It marked the end of her first imperial phrase. Rainbow was Mariah's first album in years to not top the charts and proceeded the trauma that was Glitter, and arrived long before the career and artistic rebirth of The Emancipation of Mimi. The production credits and guest spots read like a who's-who of 1999. At this point she was untouchable. With one of the most lucrative recording contracts of all time and comfortably into her songwriting groove, she was making the kind of music she should have been releasing her whole career.
Mariah has always been keen to stress her credentials as a songwriter and Rainbow is evidence that strongly supports her case - a well-crafted balance of her signature ballads with sparky R&B jams.

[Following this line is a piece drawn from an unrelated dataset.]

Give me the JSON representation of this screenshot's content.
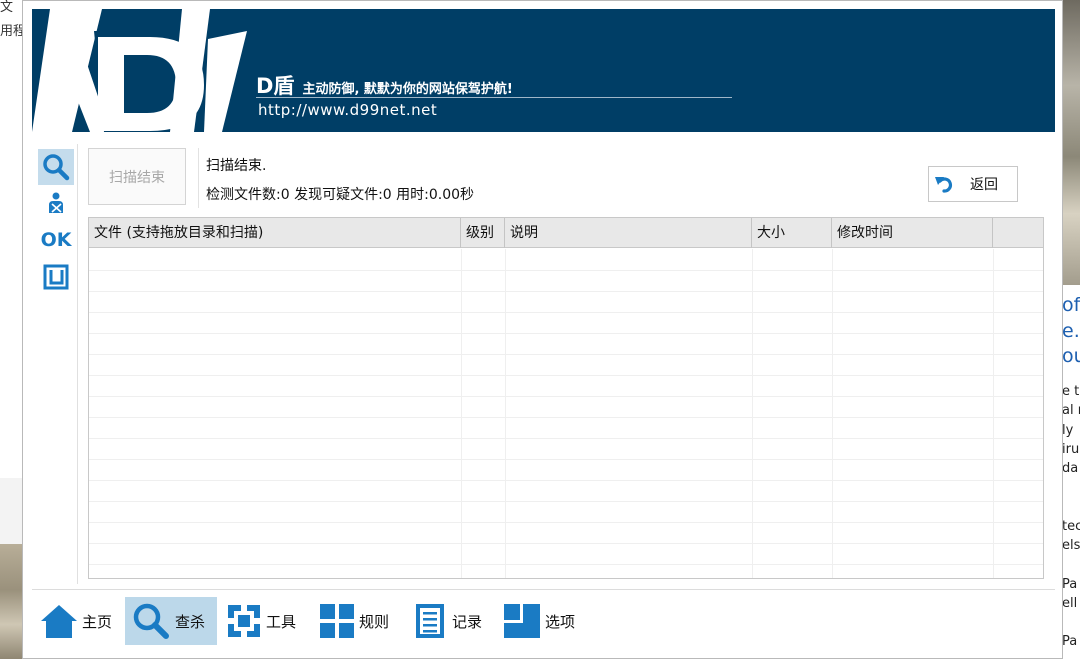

Lyrically the tracks are breezy but intensely relatable, a formula that was most successfully deployed by Motown. Despite her incredible riches, success and vocal prowess - Mariah writes from a perspective that we all understand. This isn't a record about the pains of being famous but about love, being a woman. There is also an archness to her music that often goes unheralded. Take lead single "Heartbreaker" its lyrics juxtaposed with the bounciest of beats.
Mariah, and many others, consider 1997's Butterfly to be her finest work. Moving away from the middle-of-the-road tracks that typified her early work, she began working with younger hip-hop producers. Butterfly is finessed and marked a new chapter but it lacks the fun of Rainbow which, as Mariah records go, borders on the spontaneous.
Rainbow isn't an artistic statement. It isn't the study of an artist and we learn next to nothing about Mariah (although there are some rare glimpses into her psyche following her split from Tommy Mottola). But that isn't why we love her. Mariah always serves up exactly what you need.
There has been flashes of genius since but it's notable that some of her best tracks would fit perfectly on this album. The inspired "#Beautiful" ft. Miguel captures that sense of joie de vie that permeates and typifies Rainbow. It's an album that is incapable of ageing, so unrelentingly universal that it becomes timeless.